Always one to eschew a bandwagon, I’d managed to evade Harry Potter mania for the better part of thirteen years. But last year, after repeated [failed] attempts at trying to entice the Gort into reading Little House on the Prairie with me, I gave up and pulled out a used copy of the Philosopher’s Stone instead.
For a week or two we’d gather in my room before bedtime while I read one chapter aloud. Usually with the two younger boys bouncing on the bed or talking loudly while the professor dozed, soothed by my excellent reading voice.
Less than 90 pages into the story, I abandoned Operation Hogwarts; finding it impossible to read with the littlest two hanging around or carve out time to read with just the Gort.
Nine months later, I dug the book out of the recesses of my closet and we picked up where we left off. [Harry hadn’t even made it to the School of Wizardry yet.]
I read a chapter or two with just the Gort….and then we moved to house number three and poor Harry still hadn’t made it to Hogwarts. A week passed and I vowed to finish the book once and for all. So we read another chapter together, and the next morning I walked into the kitchen and found the Gort sitting at the table with the book in front of him. I guess he’d done the math and realized – at the pace we were going – that the book wouldn’t be finished….until Percy turned 8.
Three days later he’d achieved mission impossible and finished the book-that-could-not-be-read. I assured him I would find a copy of the eleven year old movie, because I’d said all along that he could watch the first Harry Potter movie when he turned eight (after he’d read the book). I don’t really know why I’d said eight, but I did and he’d been asking me and reminding me for nearly a year. Even the Hen was in on it: ‘when Gaga turns eight, he can watch Harry Potter.’
And then, on the appointed Saturday night, I suddenly remembered that I had two other not-eight-years-old children and what was I going to do with them while my firstborn and I watched a movie?
So I did what I’d vowed never to do – I let the younger siblings have the same privileges as the oldest sibling, with no regard for age or hierarchy. [Am I the only one who harbored bitterness because my younger sister and I had the same curfew when we were still living at home? Really, what is the benefit of being the oldest sibling if the younger ones get to do everything you get to do with far less life experience under their belt?]
The four of us sat down and watched the (rather long) movie despite the fact that two of us did not meet the minimum age requirement and had not made any attempt to read the book. (In fact, it could be said, they’d actually sabotaged the reading of the book.)
We got to the scene with the Quidditch match between Slytherin and Gryffindor; when the Gort’s enthusiasm for all things Hogwarts reached new heights. ‘Ten points for Gryffindor!’ he crowed enthusiastically, as though he had a personal investment in their success. This did not escape the professor’s attention as he toiled in front of his laptop. ‘How come you won’t watch sports with me, but you get all excited about a game that isn’t even real,’ he complained from his kitchen office.

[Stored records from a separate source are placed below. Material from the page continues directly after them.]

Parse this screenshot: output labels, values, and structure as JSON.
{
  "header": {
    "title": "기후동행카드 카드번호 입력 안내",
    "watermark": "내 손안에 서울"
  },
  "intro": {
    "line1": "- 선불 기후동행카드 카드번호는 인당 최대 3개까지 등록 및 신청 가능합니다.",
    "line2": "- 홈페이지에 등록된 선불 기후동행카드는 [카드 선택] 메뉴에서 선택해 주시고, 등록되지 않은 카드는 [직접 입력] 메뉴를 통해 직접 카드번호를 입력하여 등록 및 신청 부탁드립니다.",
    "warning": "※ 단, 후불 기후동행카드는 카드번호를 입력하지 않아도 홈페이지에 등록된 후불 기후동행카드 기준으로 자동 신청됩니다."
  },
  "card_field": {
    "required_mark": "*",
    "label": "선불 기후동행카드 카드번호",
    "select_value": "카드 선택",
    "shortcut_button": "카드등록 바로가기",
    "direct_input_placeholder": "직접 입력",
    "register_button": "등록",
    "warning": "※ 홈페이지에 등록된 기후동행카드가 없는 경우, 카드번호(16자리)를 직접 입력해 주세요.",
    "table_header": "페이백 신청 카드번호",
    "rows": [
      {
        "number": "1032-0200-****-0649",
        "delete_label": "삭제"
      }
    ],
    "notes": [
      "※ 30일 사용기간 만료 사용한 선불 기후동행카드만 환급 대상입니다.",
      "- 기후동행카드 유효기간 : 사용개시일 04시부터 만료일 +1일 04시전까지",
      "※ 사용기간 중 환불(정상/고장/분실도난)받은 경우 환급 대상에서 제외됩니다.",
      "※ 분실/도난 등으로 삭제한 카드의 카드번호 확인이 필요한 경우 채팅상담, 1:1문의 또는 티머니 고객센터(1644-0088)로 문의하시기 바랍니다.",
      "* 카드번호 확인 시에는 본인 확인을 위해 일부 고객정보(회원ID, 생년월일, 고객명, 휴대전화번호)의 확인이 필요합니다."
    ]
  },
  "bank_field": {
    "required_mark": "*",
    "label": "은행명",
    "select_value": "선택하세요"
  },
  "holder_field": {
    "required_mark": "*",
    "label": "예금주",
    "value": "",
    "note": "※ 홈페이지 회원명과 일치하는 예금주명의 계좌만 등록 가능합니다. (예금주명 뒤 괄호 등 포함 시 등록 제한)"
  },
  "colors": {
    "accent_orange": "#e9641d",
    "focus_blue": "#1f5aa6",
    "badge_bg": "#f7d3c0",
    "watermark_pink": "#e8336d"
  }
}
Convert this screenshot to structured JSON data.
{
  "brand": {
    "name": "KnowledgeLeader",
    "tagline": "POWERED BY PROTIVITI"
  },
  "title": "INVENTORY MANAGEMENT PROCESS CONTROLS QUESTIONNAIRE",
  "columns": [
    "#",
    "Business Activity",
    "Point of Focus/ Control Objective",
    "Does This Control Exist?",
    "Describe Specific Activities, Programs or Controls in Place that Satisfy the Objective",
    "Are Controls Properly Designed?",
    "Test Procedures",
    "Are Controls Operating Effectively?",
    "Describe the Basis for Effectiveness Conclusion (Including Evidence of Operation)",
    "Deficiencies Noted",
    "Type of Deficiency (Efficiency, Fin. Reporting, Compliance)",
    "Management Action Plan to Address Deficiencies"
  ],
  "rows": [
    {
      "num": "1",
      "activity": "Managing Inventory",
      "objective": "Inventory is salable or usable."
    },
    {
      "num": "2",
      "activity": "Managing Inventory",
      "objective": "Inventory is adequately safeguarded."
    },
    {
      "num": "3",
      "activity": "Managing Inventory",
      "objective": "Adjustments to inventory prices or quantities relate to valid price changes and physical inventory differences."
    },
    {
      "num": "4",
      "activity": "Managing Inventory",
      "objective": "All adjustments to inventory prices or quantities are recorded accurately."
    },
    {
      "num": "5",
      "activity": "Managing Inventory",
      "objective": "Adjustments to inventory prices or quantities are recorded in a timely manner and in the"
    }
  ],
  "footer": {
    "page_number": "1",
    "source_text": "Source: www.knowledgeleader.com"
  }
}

Finally, after enduring trolls and unicorns and Voldemort hiding underneath Professor Quirrell’s turban, the movie ended. The Gort was not happy. ‘But I wanted to see the part where Harry goes to the Weasley’s house,’ he protested, feeling cheated by the movie’s omission of such a ‘critical’ scene.
‘The movie is never as good as the book,’ I delivered the bad news.
Several days later, the eight year old stomped in through the back door after a disagreement with the Coach-Professor, during a round of soccer drills at ‘Coach Jason’s Soccer Academy’.
‘He’s meaner than Marcus Flint,’ the boy wailed unhappily about his coach-father. ‘Who’s Marcus Flint,’ I asked, suppressing a smile at the suspected literary reference. ‘He’s the chaser for Slytherin,’ the boy reminded-explained.
It was the ultimate insult.